Between 1978 and 1980, Gary McMillan attended the University of Calgary, with a focus on science and fine art. Throughout the 1980s, he exhibited regionally inspired landscape paintings before completing his formal education at the Alberta College of Art and Design, graduating with distinction in 1991. In 2003, his practice shifted to figures in relation to the natural landscape – an intentionally absurdist project that includes his most recent suite of “quasi-surrealistic” paintings and sculpture, Galapagos.
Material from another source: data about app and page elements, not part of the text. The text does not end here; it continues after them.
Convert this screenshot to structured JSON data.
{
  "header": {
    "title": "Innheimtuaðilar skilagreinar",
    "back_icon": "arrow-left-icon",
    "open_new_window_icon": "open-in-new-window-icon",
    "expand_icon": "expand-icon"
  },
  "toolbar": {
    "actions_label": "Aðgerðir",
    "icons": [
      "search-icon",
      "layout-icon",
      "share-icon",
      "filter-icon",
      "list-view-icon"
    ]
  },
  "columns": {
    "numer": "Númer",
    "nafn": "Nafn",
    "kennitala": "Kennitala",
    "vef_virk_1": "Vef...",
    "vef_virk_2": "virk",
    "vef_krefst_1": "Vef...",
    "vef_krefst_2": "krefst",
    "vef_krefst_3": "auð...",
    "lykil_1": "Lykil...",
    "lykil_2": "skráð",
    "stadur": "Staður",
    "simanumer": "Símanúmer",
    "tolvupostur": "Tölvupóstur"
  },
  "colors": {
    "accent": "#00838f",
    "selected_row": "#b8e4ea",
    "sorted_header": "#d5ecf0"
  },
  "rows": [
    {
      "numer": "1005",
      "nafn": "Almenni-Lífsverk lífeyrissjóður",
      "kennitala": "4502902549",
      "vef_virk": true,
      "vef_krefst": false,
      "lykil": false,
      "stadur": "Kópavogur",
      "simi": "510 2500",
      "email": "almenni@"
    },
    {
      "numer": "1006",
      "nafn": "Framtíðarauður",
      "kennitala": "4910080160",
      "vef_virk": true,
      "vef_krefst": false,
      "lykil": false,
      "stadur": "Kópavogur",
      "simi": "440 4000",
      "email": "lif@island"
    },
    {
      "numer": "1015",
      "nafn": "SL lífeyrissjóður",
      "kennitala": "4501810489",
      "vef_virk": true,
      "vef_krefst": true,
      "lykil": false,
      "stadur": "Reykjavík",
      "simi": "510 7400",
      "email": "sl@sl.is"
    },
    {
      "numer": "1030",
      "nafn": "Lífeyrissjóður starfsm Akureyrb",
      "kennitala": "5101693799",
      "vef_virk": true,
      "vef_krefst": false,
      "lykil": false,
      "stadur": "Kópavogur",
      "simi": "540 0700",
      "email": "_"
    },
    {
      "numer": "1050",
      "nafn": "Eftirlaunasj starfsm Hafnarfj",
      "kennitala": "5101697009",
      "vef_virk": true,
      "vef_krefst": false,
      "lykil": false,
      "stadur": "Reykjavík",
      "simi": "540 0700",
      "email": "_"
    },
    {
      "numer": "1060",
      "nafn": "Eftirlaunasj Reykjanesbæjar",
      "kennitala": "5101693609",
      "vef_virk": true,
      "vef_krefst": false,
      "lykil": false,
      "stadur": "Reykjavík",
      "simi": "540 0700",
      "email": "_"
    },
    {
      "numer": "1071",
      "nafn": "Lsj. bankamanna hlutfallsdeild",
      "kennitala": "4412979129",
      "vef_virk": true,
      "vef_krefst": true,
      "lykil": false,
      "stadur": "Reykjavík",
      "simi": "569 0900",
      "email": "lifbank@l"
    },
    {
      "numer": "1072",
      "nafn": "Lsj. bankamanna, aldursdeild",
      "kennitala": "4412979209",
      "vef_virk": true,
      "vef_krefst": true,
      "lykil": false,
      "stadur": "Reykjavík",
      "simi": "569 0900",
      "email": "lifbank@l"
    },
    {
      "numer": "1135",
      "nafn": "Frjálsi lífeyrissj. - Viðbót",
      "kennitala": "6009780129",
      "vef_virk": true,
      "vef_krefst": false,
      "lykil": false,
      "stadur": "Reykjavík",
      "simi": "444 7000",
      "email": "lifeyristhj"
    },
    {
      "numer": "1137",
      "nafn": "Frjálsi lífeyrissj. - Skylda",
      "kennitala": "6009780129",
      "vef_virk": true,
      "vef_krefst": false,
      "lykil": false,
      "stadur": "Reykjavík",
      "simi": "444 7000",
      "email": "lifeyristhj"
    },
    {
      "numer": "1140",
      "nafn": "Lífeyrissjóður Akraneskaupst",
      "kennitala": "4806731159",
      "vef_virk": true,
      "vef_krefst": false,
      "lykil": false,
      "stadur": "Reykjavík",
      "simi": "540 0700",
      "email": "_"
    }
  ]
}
Taking its title from the famed Pacific Ocean archipelago, where evolutionary scientist Charles Darwin, and later the National Geographic Society, introduced the world to the islands’ unique populations of flora and fauna, Galapagos presents a confusion of human and natural forms in an effort to activate narrative, our desire to extract a story from life’s seemingly disparate array of gestures and events.
“Thematically, I’m inspired by the fi gure and by the idea of play and mischief,” writes McMillan in his artist’s statement. “The contrast between the nice and the not so nice informs much of my work, but rather than presenting a harsh vision of the world, I prefer nuanced misdirection and humour when dealing with unpleasantness.”
Accompanying the exhibition is McMillan’s Galapagos Field Notes. In “Day 10 – Somnolents,” he writes: “Upon our return from today’s excursion in which we had come upon many perplexing scenes of native activity, the Captain informed me there was to be a festive cookout dinner. Within short order, our guide Olpar and some kitchen crew had erected the large solar reflector grill. Soon they were prodding at large colourful native vegetables with long rods, turning them in the scorching heat.”
Opening reception May 1, 7-10pm (check website for updates)